Columbia student inspires, promotes power of education
Dwayne Ismail, a student at Southern Wesleyan University’s Columbia education center, isn’t afraid to confront issues that lead youth down a dead-end road.
A loving grandmother, and his single mother, Joanna McCray, with assistance of others, helped Ismail navigate his own troubled youth, lived out on the streets of Miami. Now, he shows a younger generation of at-risk youth how to take the right road.
“I’d get into trouble in Miami and was shipped to Manning, S.C., to work for my grandfather,” he said. Ismail aspired to make his name as a rap music recording artist, but when he got married and became a father, he knew he would need a lifestyle change.
“It was difficult to be in Miami and stay focused,” Ismail said, adding that his grandmother recommended he move to Manning. Ismail moved to South Carolina to be near his relatives in Clarendon County and reconnect with his father, Johnnie Taylor. He currently resides in Columbia with his wife, Shelly, daughters Chardonnay and Briahnna and his son, William.
Another pivotal event came in 2008 when Ismail attended a community meeting where then-Attorney General Henry McMaster challenged him to get involved with youth. He responded by developing a program called Business Leaders Youth Alliance, an organization that connects business leaders with at-risk youth, offering them learning opportunities through real-life examples.
Ismail speaks to middle and high school students, urging them to finish school and aim for college. He frequently partners with business professionals, local government leaders and law enforcement.
“Dwayne is one of our up and coming community leaders and contributors,” said Sam Davis, a member of Columbia’s city council, adding that Ismail works with him on crime, safety and other youth issues in his district. “He’s willing to go beyond the 8 to 5.”
A few years ago, when Ismail visited Phoenix Charter School in Alcolu, he encouraged Maryann Llera, then a high school student, to stick with her dream.

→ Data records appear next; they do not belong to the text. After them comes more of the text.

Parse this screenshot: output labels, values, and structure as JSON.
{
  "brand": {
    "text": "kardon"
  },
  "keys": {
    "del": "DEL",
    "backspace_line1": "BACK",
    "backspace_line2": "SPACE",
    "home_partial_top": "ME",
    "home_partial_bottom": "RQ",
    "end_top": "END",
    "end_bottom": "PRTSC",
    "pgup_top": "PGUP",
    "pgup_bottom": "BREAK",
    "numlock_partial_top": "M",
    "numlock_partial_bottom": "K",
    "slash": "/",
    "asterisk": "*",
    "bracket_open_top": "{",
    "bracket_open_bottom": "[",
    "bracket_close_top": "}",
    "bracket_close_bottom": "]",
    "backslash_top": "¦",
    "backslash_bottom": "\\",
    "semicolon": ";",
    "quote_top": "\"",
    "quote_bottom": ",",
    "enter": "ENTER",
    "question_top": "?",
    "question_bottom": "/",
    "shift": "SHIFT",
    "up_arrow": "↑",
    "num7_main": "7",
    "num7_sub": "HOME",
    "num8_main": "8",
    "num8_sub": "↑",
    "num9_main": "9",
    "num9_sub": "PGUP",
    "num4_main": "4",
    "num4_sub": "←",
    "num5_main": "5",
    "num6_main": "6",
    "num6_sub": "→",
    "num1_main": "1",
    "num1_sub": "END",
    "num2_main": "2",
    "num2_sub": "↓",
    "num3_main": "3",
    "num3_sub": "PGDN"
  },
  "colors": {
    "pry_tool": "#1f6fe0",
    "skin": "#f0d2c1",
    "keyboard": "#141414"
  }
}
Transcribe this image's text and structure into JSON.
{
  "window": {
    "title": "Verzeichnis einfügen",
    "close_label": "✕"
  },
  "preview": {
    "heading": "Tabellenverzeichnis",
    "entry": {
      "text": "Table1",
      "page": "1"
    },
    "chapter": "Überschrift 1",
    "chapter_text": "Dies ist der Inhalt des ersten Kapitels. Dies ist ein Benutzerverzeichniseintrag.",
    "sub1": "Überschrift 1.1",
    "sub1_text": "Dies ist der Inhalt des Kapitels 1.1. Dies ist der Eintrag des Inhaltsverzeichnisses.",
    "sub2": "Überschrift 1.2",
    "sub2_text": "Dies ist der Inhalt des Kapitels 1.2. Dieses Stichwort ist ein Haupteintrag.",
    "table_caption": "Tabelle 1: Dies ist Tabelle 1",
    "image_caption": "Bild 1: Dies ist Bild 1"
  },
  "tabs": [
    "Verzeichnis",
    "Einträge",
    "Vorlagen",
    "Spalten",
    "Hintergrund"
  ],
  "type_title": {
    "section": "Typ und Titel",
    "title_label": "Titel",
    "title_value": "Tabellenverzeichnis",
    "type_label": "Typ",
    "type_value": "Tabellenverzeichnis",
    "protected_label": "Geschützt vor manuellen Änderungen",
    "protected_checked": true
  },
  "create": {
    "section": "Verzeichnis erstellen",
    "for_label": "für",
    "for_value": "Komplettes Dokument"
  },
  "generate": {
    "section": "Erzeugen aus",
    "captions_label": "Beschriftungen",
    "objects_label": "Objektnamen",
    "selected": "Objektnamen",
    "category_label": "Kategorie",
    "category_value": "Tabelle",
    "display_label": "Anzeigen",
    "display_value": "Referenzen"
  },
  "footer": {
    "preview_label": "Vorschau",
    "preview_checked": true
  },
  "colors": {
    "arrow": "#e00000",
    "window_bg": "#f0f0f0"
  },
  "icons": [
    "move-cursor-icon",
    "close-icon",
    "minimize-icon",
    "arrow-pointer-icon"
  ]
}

Ismail’s mentoring helped her attain academic success and to graduate from high school as class valedictorian in 2010.
“To this day he keeps me on track,” said Llera, who currently lives in Texas and continues her studies in forensic science while serving as a member of the National Guard’s military police.
Another success story is Aaron Nelson, a student from Kingstree, who periodically interns with Ismail at the Dessausure Law Firm in Columbia, where he assists in creating packages for clients and other office tasks. Former Turbeville Town Manager Pat Goodwin mentored an East Clarendon High School student, making him town manager for a week. During that period the student worked with engineers on a streetscape project, introduced an ordinance at a town council meeting and attended a Rotary meeting.
Also, BLYA celebrated its first Juris Doctorate when Tiffany Michelle Jones was accepted into the Alabama State Bar in October.
Ismail takes to heart that same message he shares with others valuing a good education. He attends classes at Southern Wesleyan’s Columbia Education Center at 1021 Pinnacle Point Drive, located near his home. Ismail’s goal is to earn a business degree. “I love it. I recommend it. I’m trying to recruit,” Ismail enthusiastically said. “The program gives us working adults a chance.”
Ever sharpening his skill, Ismail recently won first-place at a conference for District 58 of Toastmasters International, an organization that develops communication and leadership skills.
“Toastmasters fine tunes your communication skills and develops the leader inside of you,” Ismail said.
For details about BLYA, visit their website at www.blyaonline.com.
Southern Wesleyan University has regional education centers conveniently located across South Carolina. Southern Wesleyan University is a Christ-centered, student-focused learning community devoted to transforming lives by challenging students to be dedicated scholars and servant-leaders who impact the world for Christ.